● Assigned task: Look for the string "ぞえもんのちょこっと雑談" in the listing below, then copy every line that has it.

● Records:
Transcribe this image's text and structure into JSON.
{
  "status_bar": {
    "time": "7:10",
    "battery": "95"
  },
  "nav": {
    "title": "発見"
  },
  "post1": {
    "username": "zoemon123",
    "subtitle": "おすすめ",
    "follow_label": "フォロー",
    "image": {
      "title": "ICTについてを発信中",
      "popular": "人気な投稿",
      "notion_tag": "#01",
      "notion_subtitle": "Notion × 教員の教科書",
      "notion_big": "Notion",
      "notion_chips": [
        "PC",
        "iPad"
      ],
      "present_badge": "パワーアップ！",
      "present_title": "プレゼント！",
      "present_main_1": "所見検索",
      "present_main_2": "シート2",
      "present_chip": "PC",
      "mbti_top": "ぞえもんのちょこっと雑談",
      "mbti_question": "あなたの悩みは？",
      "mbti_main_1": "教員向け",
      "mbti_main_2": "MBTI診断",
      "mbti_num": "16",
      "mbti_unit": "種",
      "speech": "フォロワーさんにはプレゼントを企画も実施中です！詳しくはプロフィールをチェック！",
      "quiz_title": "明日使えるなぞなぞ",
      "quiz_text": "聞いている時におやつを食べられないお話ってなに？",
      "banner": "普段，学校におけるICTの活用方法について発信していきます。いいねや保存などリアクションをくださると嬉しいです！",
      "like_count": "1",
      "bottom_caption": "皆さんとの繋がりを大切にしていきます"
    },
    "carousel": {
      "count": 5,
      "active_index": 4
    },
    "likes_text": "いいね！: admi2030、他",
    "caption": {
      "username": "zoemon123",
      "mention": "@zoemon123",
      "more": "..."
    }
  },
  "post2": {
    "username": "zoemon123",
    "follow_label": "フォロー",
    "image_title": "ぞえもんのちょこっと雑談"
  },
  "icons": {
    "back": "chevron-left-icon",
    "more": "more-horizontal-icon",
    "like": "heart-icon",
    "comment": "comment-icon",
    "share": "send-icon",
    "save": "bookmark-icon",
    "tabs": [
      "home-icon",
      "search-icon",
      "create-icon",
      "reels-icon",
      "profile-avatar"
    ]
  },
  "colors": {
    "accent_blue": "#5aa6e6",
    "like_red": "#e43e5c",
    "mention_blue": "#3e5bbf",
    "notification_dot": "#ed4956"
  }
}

● Result of this task:
      "mbti_top": "ぞえもんのちょこっと雑談",
    "image_title": "ぞえもんのちょこっと雑談"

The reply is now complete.